And then there’s the third possibility...

When I was growing up, my father and I played a game in which there was always another possibility. Simple things like whether or not we should go to the store sometimes led to ridiculous alternatives (stand on our heads in the front yard instead), but we never failed to find other ideas. They are almost always there.

It was a lot of fun, but it was much more than silliness. It taught me how to think out of the box… and that type of thinking is desperately needed now for Iraq.

Listening to the political pontificators, one would assume there to be only two choices: leave now, or stay until it’s all better. Are those really the only options?

Of course not. This Gordian Knot is only impossible if we remain locked in an American-centric approach. We need to change the variables – rethink all the preconceptions that have us polarized and paralyzed. For instance: What are the possibilities if … say… the UN and/or surrounding Arab countries stepped into the security vacuum our exit will create? As a former Pentagon strategist said (from the CSMonitor):

"To me, the only hope now is to recast the moral foundation of the invasion by getting a combination of Arab governments and a number of Western and Asian states involved - perhaps through some sort of international conference,"
Obviously, Iraq would not end up the way Cheney and the other PNAC ideologues envisioned – but it isn’t going to, anyway. As this political scientist said,

"The strategic rationale really doesn't have much to do with why we went in to begin with, because that's washed away," he continues. "The strategic rationale now is we can't leave, because all hell would break loose, which would redound to our disadvantage strategically. There's a certain element of truth to that."
There’s much more than "a certain element of truth" there, and strategically, we are already at an astounding disadvantage. However, any new approaches are going to require a much humbler America. As I once wrote,

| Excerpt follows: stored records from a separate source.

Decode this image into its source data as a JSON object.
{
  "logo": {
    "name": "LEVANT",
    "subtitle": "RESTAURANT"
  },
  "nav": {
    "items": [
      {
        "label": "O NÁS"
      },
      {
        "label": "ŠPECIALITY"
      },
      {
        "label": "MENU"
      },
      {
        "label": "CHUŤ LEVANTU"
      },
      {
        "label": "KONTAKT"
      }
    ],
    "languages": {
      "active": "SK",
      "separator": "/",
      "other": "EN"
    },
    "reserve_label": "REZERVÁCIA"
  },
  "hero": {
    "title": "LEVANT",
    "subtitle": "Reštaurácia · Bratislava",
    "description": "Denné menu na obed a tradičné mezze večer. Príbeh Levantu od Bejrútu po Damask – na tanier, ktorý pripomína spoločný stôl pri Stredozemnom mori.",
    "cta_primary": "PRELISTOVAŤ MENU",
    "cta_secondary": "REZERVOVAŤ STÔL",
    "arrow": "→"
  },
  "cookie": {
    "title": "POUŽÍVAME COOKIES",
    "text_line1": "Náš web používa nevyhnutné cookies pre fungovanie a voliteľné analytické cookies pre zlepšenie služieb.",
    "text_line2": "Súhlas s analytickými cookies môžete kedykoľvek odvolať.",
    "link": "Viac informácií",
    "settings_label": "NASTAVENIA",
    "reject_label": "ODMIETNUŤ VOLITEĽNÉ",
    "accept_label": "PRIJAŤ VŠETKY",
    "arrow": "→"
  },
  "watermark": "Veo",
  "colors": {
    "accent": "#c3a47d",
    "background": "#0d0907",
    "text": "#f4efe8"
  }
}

Rather than isolating, we need to re-approach our traditional allies – those we spurned going into Iraq - and invite them into an international solution. Some sacrificial diplomatic lamb will have to stand in front of the UN and apologize for our hubris – and then ask for help.
They sacrificed Colin Powell going into Iraq. Who will they sacrifice coming out?